What caught my attention most about this video was the journey of self-identity for the black Wilson. He not only has to consider who he is as an individual, which is a normal ongoing process for most conscious people, but also to make sense of what his ancestral heritage means in the context of contemporary America. Having to reconcile identity dissonance is tough, but his seems tougher. Perhaps that’s the extra challenge many African-Americans face.
Like a looking glass, this video mirrored the issue of race as an issue society knows exists but doesn’t quite know how to approach. The video encouraged the pursuing discussion in many directions, and I am sure it inspired our staff to identify better ways to further engage the Calvin community on the issue of race. Unfortunately, faithful to what retreat means, yours truly dozed off the last ten minutes of the video and couldn’t quite keep up with the multi-faceted discussion. So that partly explains his posting his thoughts here.
The retreat was also a wonderful time of getting-to-know fellow staff members. Like coordinating StreetFest, the retreat helped build camaraderie.Everyone communicated at deeper interpersonal levels and more extensively than what the little common time we had in the office allowed. Individuals shared their dreams for a better world, graduation plans, and even cooking tips.
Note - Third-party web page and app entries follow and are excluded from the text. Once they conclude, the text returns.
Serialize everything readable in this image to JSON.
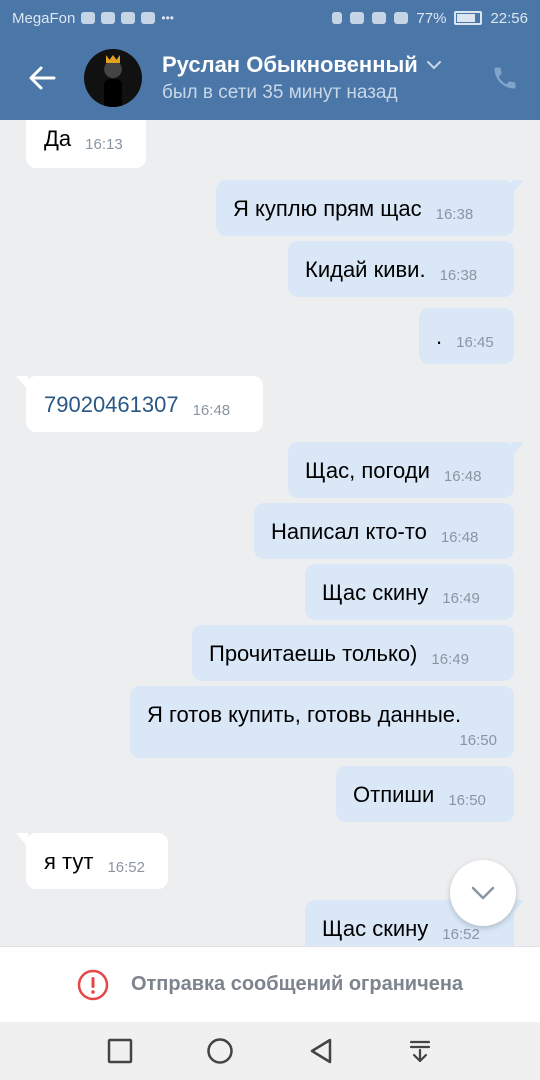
{
  "status_bar": {
    "carrier": "MegaFon",
    "battery": "77%",
    "time": "22:56"
  },
  "header": {
    "contact_name": "Руслан Обыкновенный",
    "last_seen": "был в сети 35 минут назад"
  },
  "messages": [
    {
      "dir": "in",
      "text": "Да",
      "time": "16:13"
    },
    {
      "dir": "out",
      "text": "Я куплю прям щас",
      "time": "16:38"
    },
    {
      "dir": "out",
      "text": "Кидай киви.",
      "time": "16:38"
    },
    {
      "dir": "out",
      "text": ".",
      "time": "16:45"
    },
    {
      "dir": "in",
      "text": "79020461307",
      "time": "16:48"
    },
    {
      "dir": "out",
      "text": "Щас, погоди",
      "time": "16:48"
    },
    {
      "dir": "out",
      "text": "Написал кто-то",
      "time": "16:48"
    },
    {
      "dir": "out",
      "text": "Щас скину",
      "time": "16:49"
    },
    {
      "dir": "out",
      "text": "Прочитаешь только)",
      "time": "16:49"
    },
    {
      "dir": "out",
      "text": "Я готов купить, готовь данные.",
      "time": "16:50"
    },
    {
      "dir": "out",
      "text": "Отпиши",
      "time": "16:50"
    },
    {
      "dir": "in",
      "text": "я тут",
      "time": "16:52"
    },
    {
      "dir": "out",
      "text": "Щас скину",
      "time": "16:52"
    }
  ],
  "restriction_notice": "Отправка сообщений ограничена",
  "colors": {
    "header_bg": "#4a76a8",
    "chat_bg": "#edeef0",
    "outgoing_bubble": "#d9e7f7",
    "incoming_bubble": "#ffffff",
    "link": "#2a5885",
    "alert": "#e64646"
  }
}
If only we didn’t have homework, and learned how to lift the weight of the world off our tiny shoulders, we could have had let our hair down a little more.